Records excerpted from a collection
━━━━━━━━
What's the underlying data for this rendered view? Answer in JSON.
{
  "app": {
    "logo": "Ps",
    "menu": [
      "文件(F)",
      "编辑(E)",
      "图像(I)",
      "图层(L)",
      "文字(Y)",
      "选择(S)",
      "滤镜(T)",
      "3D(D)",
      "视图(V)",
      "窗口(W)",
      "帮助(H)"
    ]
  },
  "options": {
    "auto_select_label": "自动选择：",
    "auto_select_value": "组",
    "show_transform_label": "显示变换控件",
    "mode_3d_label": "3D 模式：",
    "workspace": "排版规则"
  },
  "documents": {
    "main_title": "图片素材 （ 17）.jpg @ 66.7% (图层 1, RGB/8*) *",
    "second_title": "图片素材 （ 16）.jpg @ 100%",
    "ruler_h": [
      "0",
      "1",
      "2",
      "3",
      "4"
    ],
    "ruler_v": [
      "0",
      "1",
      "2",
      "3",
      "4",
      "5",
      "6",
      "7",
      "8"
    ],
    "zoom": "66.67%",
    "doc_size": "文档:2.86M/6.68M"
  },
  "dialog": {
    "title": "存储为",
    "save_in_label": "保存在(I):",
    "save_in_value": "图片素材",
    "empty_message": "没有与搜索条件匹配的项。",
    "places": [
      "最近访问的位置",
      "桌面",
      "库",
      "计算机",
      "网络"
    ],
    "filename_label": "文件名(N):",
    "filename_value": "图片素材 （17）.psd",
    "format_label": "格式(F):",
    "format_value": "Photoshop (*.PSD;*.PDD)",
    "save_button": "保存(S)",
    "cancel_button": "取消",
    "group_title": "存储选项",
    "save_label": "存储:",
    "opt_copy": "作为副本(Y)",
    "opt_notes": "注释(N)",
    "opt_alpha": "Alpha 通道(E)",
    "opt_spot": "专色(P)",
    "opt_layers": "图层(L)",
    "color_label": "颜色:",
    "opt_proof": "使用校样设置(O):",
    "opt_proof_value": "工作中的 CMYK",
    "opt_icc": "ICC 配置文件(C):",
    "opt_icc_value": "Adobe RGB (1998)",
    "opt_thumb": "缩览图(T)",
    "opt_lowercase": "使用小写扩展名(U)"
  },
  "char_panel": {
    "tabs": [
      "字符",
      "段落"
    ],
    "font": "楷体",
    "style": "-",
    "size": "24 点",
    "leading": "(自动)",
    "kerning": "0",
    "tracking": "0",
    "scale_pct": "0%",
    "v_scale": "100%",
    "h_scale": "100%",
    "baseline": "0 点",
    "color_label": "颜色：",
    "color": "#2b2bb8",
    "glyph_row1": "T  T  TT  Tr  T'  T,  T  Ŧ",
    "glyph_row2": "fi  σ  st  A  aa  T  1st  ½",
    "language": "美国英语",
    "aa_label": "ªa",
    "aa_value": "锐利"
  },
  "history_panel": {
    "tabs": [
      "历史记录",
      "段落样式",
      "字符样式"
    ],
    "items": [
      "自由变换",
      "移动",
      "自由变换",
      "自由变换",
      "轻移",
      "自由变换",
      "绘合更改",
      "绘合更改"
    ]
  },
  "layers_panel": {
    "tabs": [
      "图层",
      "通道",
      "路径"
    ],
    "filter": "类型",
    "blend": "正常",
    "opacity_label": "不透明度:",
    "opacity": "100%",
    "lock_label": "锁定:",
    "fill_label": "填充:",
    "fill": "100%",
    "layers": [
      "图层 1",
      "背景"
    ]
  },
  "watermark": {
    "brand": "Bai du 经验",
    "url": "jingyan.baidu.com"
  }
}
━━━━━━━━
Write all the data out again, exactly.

What's the underlying data for this rendered view? Answer in JSON.
{
  "app": {
    "logo": "Ps",
    "menu": [
      "文件(F)",
      "编辑(E)",
      "图像(I)",
      "图层(L)",
      "文字(Y)",
      "选择(S)",
      "滤镜(T)",
      "3D(D)",
      "视图(V)",
      "窗口(W)",
      "帮助(H)"
    ]
  },
  "options": {
    "auto_select_label": "自动选择：",
    "auto_select_value": "组",
    "show_transform_label": "显示变换控件",
    "mode_3d_label": "3D 模式：",
    "workspace": "排版规则"
  },
  "documents": {
    "main_title": "图片素材 （ 17）.jpg @ 66.7% (图层 1, RGB/8*) *",
    "second_title": "图片素材 （ 16）.jpg @ 100%",
    "ruler_h": [
      "0",
      "1",
      "2",
      "3",
      "4"
    ],
    "ruler_v": [
      "0",
      "1",
      "2",
      "3",
      "4",
      "5",
      "6",
      "7",
      "8"
    ],
    "zoom": "66.67%",
    "doc_size": "文档:2.86M/6.68M"
  },
  "dialog": {
    "title": "存储为",
    "save_in_label": "保存在(I):",
    "save_in_value": "图片素材",
    "empty_message": "没有与搜索条件匹配的项。",
    "places": [
      "最近访问的位置",
      "桌面",
      "库",
      "计算机",
      "网络"
    ],
    "filename_label": "文件名(N):",
    "filename_value": "图片素材 （17）.psd",
    "format_label": "格式(F):",
    "format_value": "Photoshop (*.PSD;*.PDD)",
    "save_button": "保存(S)",
    "cancel_button": "取消",
    "group_title": "存储选项",
    "save_label": "存储:",
    "opt_copy": "作为副本(Y)",
    "opt_notes": "注释(N)",
    "opt_alpha": "Alpha 通道(E)",
    "opt_spot": "专色(P)",
    "opt_layers": "图层(L)",
    "color_label": "颜色:",
    "opt_proof": "使用校样设置(O):",
    "opt_proof_value": "工作中的 CMYK",
    "opt_icc": "ICC 配置文件(C):",
    "opt_icc_value": "Adobe RGB (1998)",
    "opt_thumb": "缩览图(T)",
    "opt_lowercase": "使用小写扩展名(U)"
  },
  "char_panel": {
    "tabs": [
      "字符",
      "段落"
    ],
    "font": "楷体",
    "style": "-",
    "size": "24 点",
    "leading": "(自动)",
    "kerning": "0",
    "tracking": "0",
    "scale_pct": "0%",
    "v_scale": "100%",
    "h_scale": "100%",
    "baseline": "0 点",
    "color_label": "颜色：",
    "color": "#2b2bb8",
    "glyph_row1": "T  T  TT  Tr  T'  T,  T  Ŧ",
    "glyph_row2": "fi  σ  st  A  aa  T  1st  ½",
    "language": "美国英语",
    "aa_label": "ªa",
    "aa_value": "锐利"
  },
  "history_panel": {
    "tabs": [
      "历史记录",
      "段落样式",
      "字符样式"
    ],
    "items": [
      "自由变换",
      "移动",
      "自由变换",
      "自由变换",
      "轻移",
      "自由变换",
      "绘合更改",
      "绘合更改"
    ]
  },
  "layers_panel": {
    "tabs": [
      "图层",
      "通道",
      "路径"
    ],
    "filter": "类型",
    "blend": "正常",
    "opacity_label": "不透明度:",
    "opacity": "100%",
    "lock_label": "锁定:",
    "fill_label": "填充:",
    "fill": "100%",
    "layers": [
      "图层 1",
      "背景"
    ]
  },
  "watermark": {
    "brand": "Bai du 经验",
    "url": "jingyan.baidu.com"
  }
}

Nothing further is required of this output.